**Task directions**
The full listing must be reproduced exactly as given.

_____

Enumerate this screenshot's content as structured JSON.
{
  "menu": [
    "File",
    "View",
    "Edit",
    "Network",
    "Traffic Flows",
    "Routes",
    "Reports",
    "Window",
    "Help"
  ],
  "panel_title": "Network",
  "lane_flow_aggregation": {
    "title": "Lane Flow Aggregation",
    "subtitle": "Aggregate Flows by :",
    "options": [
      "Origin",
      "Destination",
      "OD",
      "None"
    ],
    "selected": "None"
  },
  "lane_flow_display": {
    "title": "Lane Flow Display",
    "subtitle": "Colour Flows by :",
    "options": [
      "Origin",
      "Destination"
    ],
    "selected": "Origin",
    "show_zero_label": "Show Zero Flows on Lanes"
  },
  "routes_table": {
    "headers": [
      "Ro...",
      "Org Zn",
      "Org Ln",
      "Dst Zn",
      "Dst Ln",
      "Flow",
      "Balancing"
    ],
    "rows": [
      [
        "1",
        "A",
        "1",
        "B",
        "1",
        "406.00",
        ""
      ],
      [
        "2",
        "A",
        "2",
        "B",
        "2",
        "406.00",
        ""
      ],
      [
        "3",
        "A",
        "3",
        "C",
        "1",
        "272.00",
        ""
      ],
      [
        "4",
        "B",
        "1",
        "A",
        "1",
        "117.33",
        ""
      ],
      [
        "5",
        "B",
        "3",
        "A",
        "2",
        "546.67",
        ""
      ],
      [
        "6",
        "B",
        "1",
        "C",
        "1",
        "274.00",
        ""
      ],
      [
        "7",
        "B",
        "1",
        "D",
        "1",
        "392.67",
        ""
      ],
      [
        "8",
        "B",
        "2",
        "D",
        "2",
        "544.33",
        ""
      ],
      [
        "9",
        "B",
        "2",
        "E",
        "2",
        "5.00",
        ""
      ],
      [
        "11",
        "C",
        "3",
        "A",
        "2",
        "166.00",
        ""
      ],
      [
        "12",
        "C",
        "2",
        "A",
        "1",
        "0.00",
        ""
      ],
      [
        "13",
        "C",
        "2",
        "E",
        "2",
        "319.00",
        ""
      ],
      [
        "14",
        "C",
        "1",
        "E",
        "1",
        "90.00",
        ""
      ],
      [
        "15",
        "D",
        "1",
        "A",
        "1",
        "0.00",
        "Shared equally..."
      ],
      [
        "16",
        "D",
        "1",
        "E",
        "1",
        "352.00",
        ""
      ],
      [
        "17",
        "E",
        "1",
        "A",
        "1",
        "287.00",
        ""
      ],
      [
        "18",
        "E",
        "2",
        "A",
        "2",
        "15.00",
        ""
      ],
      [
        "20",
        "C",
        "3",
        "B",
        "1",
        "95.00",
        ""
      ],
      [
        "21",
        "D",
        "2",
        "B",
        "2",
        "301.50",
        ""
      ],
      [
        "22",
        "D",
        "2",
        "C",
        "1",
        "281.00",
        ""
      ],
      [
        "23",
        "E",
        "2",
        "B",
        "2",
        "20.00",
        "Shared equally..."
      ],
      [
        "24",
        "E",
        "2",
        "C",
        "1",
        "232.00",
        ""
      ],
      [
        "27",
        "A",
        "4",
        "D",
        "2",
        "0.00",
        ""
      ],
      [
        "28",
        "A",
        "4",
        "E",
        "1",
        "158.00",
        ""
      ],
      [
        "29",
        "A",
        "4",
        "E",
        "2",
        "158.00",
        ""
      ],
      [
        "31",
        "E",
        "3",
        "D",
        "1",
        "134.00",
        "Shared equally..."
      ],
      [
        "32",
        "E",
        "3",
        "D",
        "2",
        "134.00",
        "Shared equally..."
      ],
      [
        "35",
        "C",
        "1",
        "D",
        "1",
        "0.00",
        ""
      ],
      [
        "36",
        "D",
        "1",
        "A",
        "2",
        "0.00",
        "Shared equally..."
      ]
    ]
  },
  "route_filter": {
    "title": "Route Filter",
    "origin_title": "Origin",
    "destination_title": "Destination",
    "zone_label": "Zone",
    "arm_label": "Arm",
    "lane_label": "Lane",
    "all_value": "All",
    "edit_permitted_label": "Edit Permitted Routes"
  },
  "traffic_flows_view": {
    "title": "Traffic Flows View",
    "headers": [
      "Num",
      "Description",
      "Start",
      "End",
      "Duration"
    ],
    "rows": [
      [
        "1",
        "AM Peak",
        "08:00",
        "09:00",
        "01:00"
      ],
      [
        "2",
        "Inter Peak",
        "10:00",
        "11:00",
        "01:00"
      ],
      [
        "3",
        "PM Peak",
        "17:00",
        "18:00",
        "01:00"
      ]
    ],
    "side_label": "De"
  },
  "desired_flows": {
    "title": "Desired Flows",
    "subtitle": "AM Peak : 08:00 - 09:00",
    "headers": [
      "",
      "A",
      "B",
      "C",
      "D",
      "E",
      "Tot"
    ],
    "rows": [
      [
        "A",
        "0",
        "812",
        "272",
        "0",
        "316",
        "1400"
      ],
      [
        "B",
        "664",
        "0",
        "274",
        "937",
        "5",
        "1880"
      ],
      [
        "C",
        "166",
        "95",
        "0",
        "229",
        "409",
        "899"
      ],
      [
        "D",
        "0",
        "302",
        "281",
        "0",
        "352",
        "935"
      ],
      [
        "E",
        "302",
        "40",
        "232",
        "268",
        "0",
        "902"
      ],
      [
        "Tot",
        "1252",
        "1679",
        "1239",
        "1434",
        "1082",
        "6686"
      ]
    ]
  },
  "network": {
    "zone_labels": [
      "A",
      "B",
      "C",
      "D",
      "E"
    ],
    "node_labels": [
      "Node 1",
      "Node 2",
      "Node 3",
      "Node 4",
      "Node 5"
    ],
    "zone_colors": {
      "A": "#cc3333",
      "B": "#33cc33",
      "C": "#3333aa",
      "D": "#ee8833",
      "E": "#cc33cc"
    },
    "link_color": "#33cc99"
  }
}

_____

**Task solution**
Enumerate this screenshot's content as structured JSON.
{
  "menu": [
    "File",
    "View",
    "Edit",
    "Network",
    "Traffic Flows",
    "Routes",
    "Reports",
    "Window",
    "Help"
  ],
  "panel_title": "Network",
  "lane_flow_aggregation": {
    "title": "Lane Flow Aggregation",
    "subtitle": "Aggregate Flows by :",
    "options": [
      "Origin",
      "Destination",
      "OD",
      "None"
    ],
    "selected": "None"
  },
  "lane_flow_display": {
    "title": "Lane Flow Display",
    "subtitle": "Colour Flows by :",
    "options": [
      "Origin",
      "Destination"
    ],
    "selected": "Origin",
    "show_zero_label": "Show Zero Flows on Lanes"
  },
  "routes_table": {
    "headers": [
      "Ro...",
      "Org Zn",
      "Org Ln",
      "Dst Zn",
      "Dst Ln",
      "Flow",
      "Balancing"
    ],
    "rows": [
      [
        "1",
        "A",
        "1",
        "B",
        "1",
        "406.00",
        ""
      ],
      [
        "2",
        "A",
        "2",
        "B",
        "2",
        "406.00",
        ""
      ],
      [
        "3",
        "A",
        "3",
        "C",
        "1",
        "272.00",
        ""
      ],
      [
        "4",
        "B",
        "1",
        "A",
        "1",
        "117.33",
        ""
      ],
      [
        "5",
        "B",
        "3",
        "A",
        "2",
        "546.67",
        ""
      ],
      [
        "6",
        "B",
        "1",
        "C",
        "1",
        "274.00",
        ""
      ],
      [
        "7",
        "B",
        "1",
        "D",
        "1",
        "392.67",
        ""
      ],
      [
        "8",
        "B",
        "2",
        "D",
        "2",
        "544.33",
        ""
      ],
      [
        "9",
        "B",
        "2",
        "E",
        "2",
        "5.00",
        ""
      ],
      [
        "11",
        "C",
        "3",
        "A",
        "2",
        "166.00",
        ""
      ],
      [
        "12",
        "C",
        "2",
        "A",
        "1",
        "0.00",
        ""
      ],
      [
        "13",
        "C",
        "2",
        "E",
        "2",
        "319.00",
        ""
      ],
      [
        "14",
        "C",
        "1",
        "E",
        "1",
        "90.00",
        ""
      ],
      [
        "15",
        "D",
        "1",
        "A",
        "1",
        "0.00",
        "Shared equally..."
      ],
      [
        "16",
        "D",
        "1",
        "E",
        "1",
        "352.00",
        ""
      ],
      [
        "17",
        "E",
        "1",
        "A",
        "1",
        "287.00",
        ""
      ],
      [
        "18",
        "E",
        "2",
        "A",
        "2",
        "15.00",
        ""
      ],
      [
        "20",
        "C",
        "3",
        "B",
        "1",
        "95.00",
        ""
      ],
      [
        "21",
        "D",
        "2",
        "B",
        "2",
        "301.50",
        ""
      ],
      [
        "22",
        "D",
        "2",
        "C",
        "1",
        "281.00",
        ""
      ],
      [
        "23",
        "E",
        "2",
        "B",
        "2",
        "20.00",
        "Shared equally..."
      ],
      [
        "24",
        "E",
        "2",
        "C",
        "1",
        "232.00",
        ""
      ],
      [
        "27",
        "A",
        "4",
        "D",
        "2",
        "0.00",
        ""
      ],
      [
        "28",
        "A",
        "4",
        "E",
        "1",
        "158.00",
        ""
      ],
      [
        "29",
        "A",
        "4",
        "E",
        "2",
        "158.00",
        ""
      ],
      [
        "31",
        "E",
        "3",
        "D",
        "1",
        "134.00",
        "Shared equally..."
      ],
      [
        "32",
        "E",
        "3",
        "D",
        "2",
        "134.00",
        "Shared equally..."
      ],
      [
        "35",
        "C",
        "1",
        "D",
        "1",
        "0.00",
        ""
      ],
      [
        "36",
        "D",
        "1",
        "A",
        "2",
        "0.00",
        "Shared equally..."
      ]
    ]
  },
  "route_filter": {
    "title": "Route Filter",
    "origin_title": "Origin",
    "destination_title": "Destination",
    "zone_label": "Zone",
    "arm_label": "Arm",
    "lane_label": "Lane",
    "all_value": "All",
    "edit_permitted_label": "Edit Permitted Routes"
  },
  "traffic_flows_view": {
    "title": "Traffic Flows View",
    "headers": [
      "Num",
      "Description",
      "Start",
      "End",
      "Duration"
    ],
    "rows": [
      [
        "1",
        "AM Peak",
        "08:00",
        "09:00",
        "01:00"
      ],
      [
        "2",
        "Inter Peak",
        "10:00",
        "11:00",
        "01:00"
      ],
      [
        "3",
        "PM Peak",
        "17:00",
        "18:00",
        "01:00"
      ]
    ],
    "side_label": "De"
  },
  "desired_flows": {
    "title": "Desired Flows",
    "subtitle": "AM Peak : 08:00 - 09:00",
    "headers": [
      "",
      "A",
      "B",
      "C",
      "D",
      "E",
      "Tot"
    ],
    "rows": [
      [
        "A",
        "0",
        "812",
        "272",
        "0",
        "316",
        "1400"
      ],
      [
        "B",
        "664",
        "0",
        "274",
        "937",
        "5",
        "1880"
      ],
      [
        "C",
        "166",
        "95",
        "0",
        "229",
        "409",
        "899"
      ],
      [
        "D",
        "0",
        "302",
        "281",
        "0",
        "352",
        "935"
      ],
      [
        "E",
        "302",
        "40",
        "232",
        "268",
        "0",
        "902"
      ],
      [
        "Tot",
        "1252",
        "1679",
        "1239",
        "1434",
        "1082",
        "6686"
      ]
    ]
  },
  "network": {
    "zone_labels": [
      "A",
      "B",
      "C",
      "D",
      "E"
    ],
    "node_labels": [
      "Node 1",
      "Node 2",
      "Node 3",
      "Node 4",
      "Node 5"
    ],
    "zone_colors": {
      "A": "#cc3333",
      "B": "#33cc33",
      "C": "#3333aa",
      "D": "#ee8833",
      "E": "#cc33cc"
    },
    "link_color": "#33cc99"
  }
}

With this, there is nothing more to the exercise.